Often, after I’ve visited a book group, I like to post a picture. But there are no pictures of my most recent book group visit, because I wasn’t allowed to bring a camera. In fact, I was instructed to leave my entire bag in the car, and only bring my driver’s license in with me to the prison where I met last week with a gathering of female inmates. I had been asked to visit by a wonderful bookseller who has been involved in a longtime project of bringing literature (and, occasionally, the writers themselves) to this particular prison. Apparently, one of the inmates had heard me on The Faith Middleton Show, talking about Black & White. She registered that I live in Connecticut, and thought that maybe I’d be willing to join them.
I had never been inside a prison before. Before I went, I asked Michael if he had ever been in a prison, and he said: “Not in this country.” I was pretty sure that this was the place that Jean Harris had been incarcerated. It was Federal, minimum security. How disturbing could it be? Well, let me tell you: it was plenty disturbing. After going through security involving metal detectors, a body scan and a stamp on my hand, we were escorted into the prison proper by a guard. Once those doors clanged shut behind us, we entered an outdoor quadrangle with old, gnarled fruit trees, their branches bare and twisted like a Maurice Sendak illustration. The quadrangle was filled with women in gray sweat suits, and the lights overhead were bright. I looked up at the sky and wondered what it would be like to be incarcerated. To have the view straight up be one’s only view of the world out there.
The women in the book group were amazing readers. They had time to read, and the desire to read, and were starved for stories. They asked some of the best questions I’ve ever been asked by an audience. They had really thought about my books–some of them had read two or three of them–and were intensely curious and engaged. The whole time I was with them, I kept wondering about their own stories. Why were there here? What had happened? What had gone wrong–and when, and how? There were women of every age, shape, color, socioeconomic background in that room. I wanted to hear their stories, but knew I shouldn’t ask.

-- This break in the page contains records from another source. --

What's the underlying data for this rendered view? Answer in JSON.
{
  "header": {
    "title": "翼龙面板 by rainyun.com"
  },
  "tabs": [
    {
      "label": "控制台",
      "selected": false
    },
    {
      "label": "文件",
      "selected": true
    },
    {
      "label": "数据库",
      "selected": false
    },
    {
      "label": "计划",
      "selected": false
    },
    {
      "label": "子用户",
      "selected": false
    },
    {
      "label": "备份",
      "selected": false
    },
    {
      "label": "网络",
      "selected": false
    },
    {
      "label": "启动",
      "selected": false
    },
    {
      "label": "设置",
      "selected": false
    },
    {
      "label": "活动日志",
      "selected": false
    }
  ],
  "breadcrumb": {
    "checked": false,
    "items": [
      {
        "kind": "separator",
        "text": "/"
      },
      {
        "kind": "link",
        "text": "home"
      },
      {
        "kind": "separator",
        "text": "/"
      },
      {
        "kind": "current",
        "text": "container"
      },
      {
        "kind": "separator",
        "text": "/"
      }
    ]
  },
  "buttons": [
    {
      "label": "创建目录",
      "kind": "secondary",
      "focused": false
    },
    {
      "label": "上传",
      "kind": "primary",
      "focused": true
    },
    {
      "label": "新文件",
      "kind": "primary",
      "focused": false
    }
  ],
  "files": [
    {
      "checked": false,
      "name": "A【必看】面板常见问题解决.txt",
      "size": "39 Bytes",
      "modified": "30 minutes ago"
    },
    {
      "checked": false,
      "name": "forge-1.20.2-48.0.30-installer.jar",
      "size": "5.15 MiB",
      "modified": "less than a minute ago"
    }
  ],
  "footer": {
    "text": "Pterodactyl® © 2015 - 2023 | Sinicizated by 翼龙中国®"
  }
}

At the end of the visit, a bell rang–loud, like an alarm–startling the hell out of me. I stopped mid-sentence. I was a little jumpy to begin with, after the metal detector, the clanging doors. The women laughed. “It isn’t that bad,” one of them said. “You can finish your sentence.”